* [What the exercise asks] Copy the data precisely, character for character, and leave out every picture.

* [Exercise material]
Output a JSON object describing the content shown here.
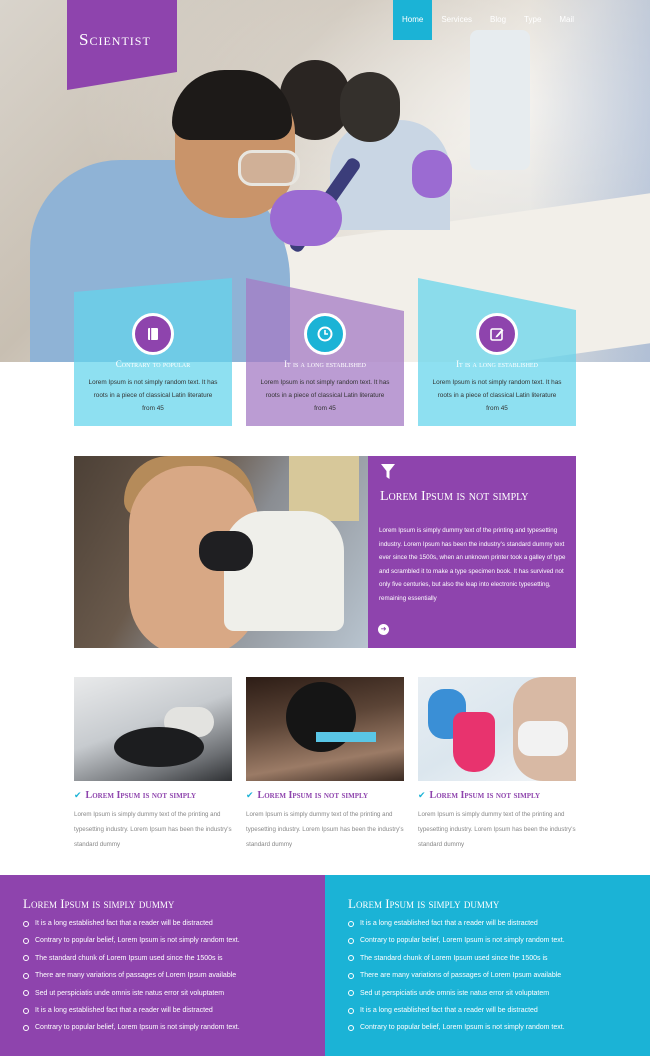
{
  "brand": {
    "logo": "Scientist",
    "purple": "#8e44ad",
    "cyan": "#1bb3d6"
  },
  "nav": {
    "items": [
      "Home",
      "Services",
      "Blog",
      "Type",
      "Mail"
    ],
    "active": "Home"
  },
  "features": [
    {
      "icon": "book-icon",
      "title": "Contrary to popular",
      "text": "Lorem Ipsum is not simply random text. It has roots in a piece of classical Latin literature from 45"
    },
    {
      "icon": "clock-icon",
      "title": "It is a long established",
      "text": "Lorem Ipsum is not simply random text. It has roots in a piece of classical Latin literature from 45"
    },
    {
      "icon": "edit-icon",
      "title": "It is a long established",
      "text": "Lorem Ipsum is not simply random text. It has roots in a piece of classical Latin literature from 45"
    }
  ],
  "middle": {
    "title": "Lorem Ipsum is not simply",
    "text": "Lorem Ipsum is simply dummy text of the printing and typesetting industry. Lorem Ipsum has been the industry's standard dummy text ever since the 1500s, when an unknown printer took a galley of type and scrambled it to make a type specimen book. It has survived not only five centuries, but also the leap into electronic typesetting, remaining essentially"
  },
  "columns": [
    {
      "title": "Lorem Ipsum is not simply",
      "text": "Lorem Ipsum is simply dummy text of the printing and typesetting industry. Lorem Ipsum has been the industry's standard dummy"
    },
    {
      "title": "Lorem Ipsum is not simply",
      "text": "Lorem Ipsum is simply dummy text of the printing and typesetting industry. Lorem Ipsum has been the industry's standard dummy"
    },
    {
      "title": "Lorem Ipsum is not simply",
      "text": "Lorem Ipsum is simply dummy text of the printing and typesetting industry. Lorem Ipsum has been the industry's standard dummy"
    }
  ],
  "footer_left": {
    "title": "Lorem Ipsum is simply dummy",
    "items": [
      "It is a long established fact that a reader will be distracted",
      "Contrary to popular belief, Lorem Ipsum is not simply random text.",
      "The standard chunk of Lorem Ipsum used since the 1500s is",
      "There are many variations of passages of Lorem Ipsum available",
      "Sed ut perspiciatis unde omnis iste natus error sit voluptatem",
      "It is a long established fact that a reader will be distracted",
      "Contrary to popular belief, Lorem Ipsum is not simply random text."
    ]
  },
  "footer_right": {
    "title": "Lorem Ipsum is simply dummy",
    "items": [
      "It is a long established fact that a reader will be distracted",
      "Contrary to popular belief, Lorem Ipsum is not simply random text.",
      "The standard chunk of Lorem Ipsum used since the 1500s is",
      "There are many variations of passages of Lorem Ipsum available",
      "Sed ut perspiciatis unde omnis iste natus error sit voluptatem",
      "It is a long established fact that a reader will be distracted",
      "Contrary to popular belief, Lorem Ipsum is not simply random text."
    ]
  }
}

* [Solution for this exercise]
Output a JSON object describing the content shown here.
{
  "brand": {
    "logo": "Scientist",
    "purple": "#8e44ad",
    "cyan": "#1bb3d6"
  },
  "nav": {
    "items": [
      "Home",
      "Services",
      "Blog",
      "Type",
      "Mail"
    ],
    "active": "Home"
  },
  "features": [
    {
      "icon": "book-icon",
      "title": "Contrary to popular",
      "text": "Lorem Ipsum is not simply random text. It has roots in a piece of classical Latin literature from 45"
    },
    {
      "icon": "clock-icon",
      "title": "It is a long established",
      "text": "Lorem Ipsum is not simply random text. It has roots in a piece of classical Latin literature from 45"
    },
    {
      "icon": "edit-icon",
      "title": "It is a long established",
      "text": "Lorem Ipsum is not simply random text. It has roots in a piece of classical Latin literature from 45"
    }
  ],
  "middle": {
    "title": "Lorem Ipsum is not simply",
    "text": "Lorem Ipsum is simply dummy text of the printing and typesetting industry. Lorem Ipsum has been the industry's standard dummy text ever since the 1500s, when an unknown printer took a galley of type and scrambled it to make a type specimen book. It has survived not only five centuries, but also the leap into electronic typesetting, remaining essentially"
  },
  "columns": [
    {
      "title": "Lorem Ipsum is not simply",
      "text": "Lorem Ipsum is simply dummy text of the printing and typesetting industry. Lorem Ipsum has been the industry's standard dummy"
    },
    {
      "title": "Lorem Ipsum is not simply",
      "text": "Lorem Ipsum is simply dummy text of the printing and typesetting industry. Lorem Ipsum has been the industry's standard dummy"
    },
    {
      "title": "Lorem Ipsum is not simply",
      "text": "Lorem Ipsum is simply dummy text of the printing and typesetting industry. Lorem Ipsum has been the industry's standard dummy"
    }
  ],
  "footer_left": {
    "title": "Lorem Ipsum is simply dummy",
    "items": [
      "It is a long established fact that a reader will be distracted",
      "Contrary to popular belief, Lorem Ipsum is not simply random text.",
      "The standard chunk of Lorem Ipsum used since the 1500s is",
      "There are many variations of passages of Lorem Ipsum available",
      "Sed ut perspiciatis unde omnis iste natus error sit voluptatem",
      "It is a long established fact that a reader will be distracted",
      "Contrary to popular belief, Lorem Ipsum is not simply random text."
    ]
  },
  "footer_right": {
    "title": "Lorem Ipsum is simply dummy",
    "items": [
      "It is a long established fact that a reader will be distracted",
      "Contrary to popular belief, Lorem Ipsum is not simply random text.",
      "The standard chunk of Lorem Ipsum used since the 1500s is",
      "There are many variations of passages of Lorem Ipsum available",
      "Sed ut perspiciatis unde omnis iste natus error sit voluptatem",
      "It is a long established fact that a reader will be distracted",
      "Contrary to popular belief, Lorem Ipsum is not simply random text."
    ]
  }
}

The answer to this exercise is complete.